[[ DATASET RECORDS, beginning ]]

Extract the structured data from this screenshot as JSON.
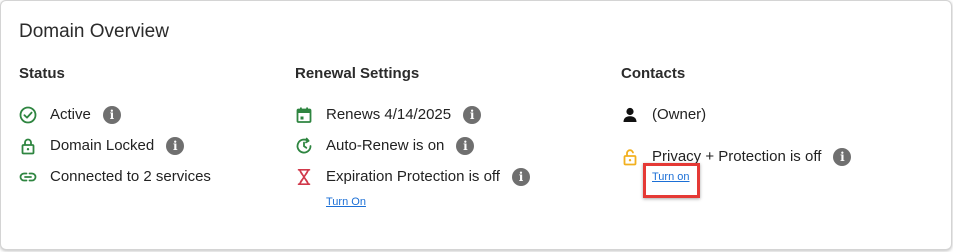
{
  "overview": {
    "title": "Domain Overview"
  },
  "status": {
    "heading": "Status",
    "items": [
      {
        "label": "Active",
        "icon": "check-circle-icon"
      },
      {
        "label": "Domain Locked",
        "icon": "lock-icon"
      },
      {
        "label": "Connected to 2 services",
        "icon": "link-icon"
      }
    ]
  },
  "renewal": {
    "heading": "Renewal Settings",
    "renews": "Renews 4/14/2025",
    "auto_renew": "Auto-Renew is on",
    "expiration": "Expiration Protection is off",
    "expiration_link": "Turn On"
  },
  "contacts": {
    "heading": "Contacts",
    "owner": "(Owner)",
    "privacy": "Privacy + Protection is off",
    "privacy_link": "Turn on"
  },
  "colors": {
    "green": "#2e8540",
    "red": "#d1394b",
    "gold": "#f2b01e",
    "link": "#1b6fd6",
    "highlight": "#e53935"
  }
}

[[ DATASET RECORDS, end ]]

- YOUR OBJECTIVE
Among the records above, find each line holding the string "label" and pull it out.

- REPLY
        "label": "Active",
        "label": "Domain Locked",
        "label": "Connected to 2 services",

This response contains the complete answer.